Boulder's elected leaders are expected to decide next week whether to draft and vote on a resolution calling for the impeachment of President George Bush and Vice President Dick Cheney.Not Telluride!
For the past few weeks, activists have been showing up at Boulder City Council meetings, carrying signs, handing out "impeach" pins and asking City Council members to take up such a resolution. Similar measures have passed in cities across the country, including Detroit and Telluride.
Naturally, lots of commenters support the impeachment of Chimperor McHeilChrist, but even they frequently urge the city council to get a grip (often followed by "you morons"). Unfortunately:
Liz Robinson, one of the organizers of the effort, said people hoping to see impeachment proceedings have given congressional Democrats -- who won a majority in the fall of 2006 -- plenty of time to act.
But since they haven't, she said, locally elected officials should take up the slack."Whether or not it's the city's business directly, like potholes, I feel this affects all of us," she said. "We're the ones who are paying the taxes to support this administration's depredations, especially the war."
Impeachment proceedings would be worth doing even if they only put the last few months of Bush's eight years in office at risk, Robinson said.
The group appears to have some support among the City Council, although it's not clear if it has the five votes it would take to get a resolution drafted and subsequently debated.
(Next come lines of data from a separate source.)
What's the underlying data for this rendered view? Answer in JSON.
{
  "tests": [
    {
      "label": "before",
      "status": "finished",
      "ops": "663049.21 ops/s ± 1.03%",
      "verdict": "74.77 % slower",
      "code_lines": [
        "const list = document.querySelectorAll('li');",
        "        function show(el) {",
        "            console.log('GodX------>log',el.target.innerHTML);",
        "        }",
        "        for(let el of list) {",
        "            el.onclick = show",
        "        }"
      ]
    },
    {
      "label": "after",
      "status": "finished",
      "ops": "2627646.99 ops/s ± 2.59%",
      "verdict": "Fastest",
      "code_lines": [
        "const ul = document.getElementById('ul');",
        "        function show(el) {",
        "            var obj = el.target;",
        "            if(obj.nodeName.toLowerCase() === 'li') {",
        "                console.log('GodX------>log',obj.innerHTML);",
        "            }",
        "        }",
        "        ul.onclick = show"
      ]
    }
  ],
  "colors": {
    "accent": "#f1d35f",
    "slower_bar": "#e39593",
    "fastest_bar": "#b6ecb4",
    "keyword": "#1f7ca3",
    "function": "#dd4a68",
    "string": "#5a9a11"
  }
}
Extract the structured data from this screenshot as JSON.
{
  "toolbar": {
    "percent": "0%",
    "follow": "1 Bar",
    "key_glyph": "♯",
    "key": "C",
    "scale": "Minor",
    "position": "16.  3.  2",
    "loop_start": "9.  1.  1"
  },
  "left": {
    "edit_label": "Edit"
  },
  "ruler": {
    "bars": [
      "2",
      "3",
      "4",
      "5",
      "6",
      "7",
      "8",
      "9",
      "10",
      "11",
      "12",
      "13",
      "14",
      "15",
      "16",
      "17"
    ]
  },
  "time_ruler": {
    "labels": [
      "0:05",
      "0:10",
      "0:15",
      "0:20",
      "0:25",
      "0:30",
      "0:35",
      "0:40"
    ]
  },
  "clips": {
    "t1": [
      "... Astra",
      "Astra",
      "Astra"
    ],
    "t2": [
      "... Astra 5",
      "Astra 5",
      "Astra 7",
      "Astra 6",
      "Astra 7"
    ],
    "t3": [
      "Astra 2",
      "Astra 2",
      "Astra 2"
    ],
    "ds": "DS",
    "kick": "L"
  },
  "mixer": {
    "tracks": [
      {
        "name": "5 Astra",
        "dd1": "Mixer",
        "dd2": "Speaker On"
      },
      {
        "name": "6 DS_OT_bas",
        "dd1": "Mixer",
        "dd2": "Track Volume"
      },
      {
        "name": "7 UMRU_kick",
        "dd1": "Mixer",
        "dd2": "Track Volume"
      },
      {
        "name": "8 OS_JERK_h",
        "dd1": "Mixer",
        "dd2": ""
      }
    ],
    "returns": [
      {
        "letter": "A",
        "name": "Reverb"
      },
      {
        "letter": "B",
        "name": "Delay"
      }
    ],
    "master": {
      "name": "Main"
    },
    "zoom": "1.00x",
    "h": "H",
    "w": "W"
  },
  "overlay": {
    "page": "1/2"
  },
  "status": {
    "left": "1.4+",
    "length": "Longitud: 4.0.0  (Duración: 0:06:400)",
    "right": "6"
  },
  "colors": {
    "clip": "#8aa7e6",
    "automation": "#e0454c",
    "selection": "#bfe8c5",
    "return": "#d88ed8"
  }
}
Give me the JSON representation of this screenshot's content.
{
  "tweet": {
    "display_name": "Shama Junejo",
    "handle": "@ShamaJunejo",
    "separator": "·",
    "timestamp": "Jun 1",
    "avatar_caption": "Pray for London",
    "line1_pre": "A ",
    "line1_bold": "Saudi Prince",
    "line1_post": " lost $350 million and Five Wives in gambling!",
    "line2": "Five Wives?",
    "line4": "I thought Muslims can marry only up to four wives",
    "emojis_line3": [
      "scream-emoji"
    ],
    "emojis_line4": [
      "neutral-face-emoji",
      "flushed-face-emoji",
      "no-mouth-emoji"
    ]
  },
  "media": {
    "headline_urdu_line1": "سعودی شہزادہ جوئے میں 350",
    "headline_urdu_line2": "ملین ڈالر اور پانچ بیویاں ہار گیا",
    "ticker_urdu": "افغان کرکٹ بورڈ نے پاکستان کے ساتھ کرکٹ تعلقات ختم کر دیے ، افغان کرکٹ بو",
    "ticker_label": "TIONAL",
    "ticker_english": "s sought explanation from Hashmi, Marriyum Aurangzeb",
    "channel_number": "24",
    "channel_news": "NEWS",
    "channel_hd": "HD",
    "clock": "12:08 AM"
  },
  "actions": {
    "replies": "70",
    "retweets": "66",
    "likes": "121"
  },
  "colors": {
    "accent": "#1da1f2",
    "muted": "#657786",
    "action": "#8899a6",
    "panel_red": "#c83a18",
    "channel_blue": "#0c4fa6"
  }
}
City Councilman Macon Cowles wrote in a memo to his colleagues that he'll likely make a motion at the Feb. 19 meeting asking that a resolution be drafted.
Even Molderer Boulderer:
It wouldn't be the first time the City Council has weighed in on matters far outside the city's physical boundaries. In 2006, the council approved a resolution calling for the withdrawal of U.S. troops from Iraq, and in 2003, the council passed a resolution opposing the invasion.
Deputy Mayor Crystal Gray, who helped draft the 2006 resolution, said Boulder has a tradition of debating big-picture issues.
"I'm a believer that the council should be responsive at the level of local government to issues that the residents raise, just like the Iraq war resolution," she said.
Students vehemently opposed to multi-millionaire oilman Bruce Benson becoming the University of Colorado's next president wheeled 6-foot-tall, wooden oil rigs around the campus Monday, staging a protest in advance of the controversial figure's scheduled return to Boulder today.Ethnic studies majors minoring in shop.
("window lickers" via the impeccably cancer-free Tim Blair)
Update: Benson tells CU profs he won't meddle:
Bruce Benson assured faculty members again this evening that he will not interfere with tenure or academic freedom if he is named University of Colorado president.An important question:
Under intense but polite questioning by professors, the Denver oilman said he would work hard to raise money for CU, but would leave control of academic issues mostly to the faculty and the campus chancellors.
[Benson] was twice asked whether he would support the teaching of creationism or intelligent design. He said no.No window licker, he! Even more important:
Benson told the professors he would support research on climate change, a major study area at CU. Some professors have questioned him about that because of his connection to the oil industry.
"This is a serious problem. It [sic] something we do have to address," Benson said.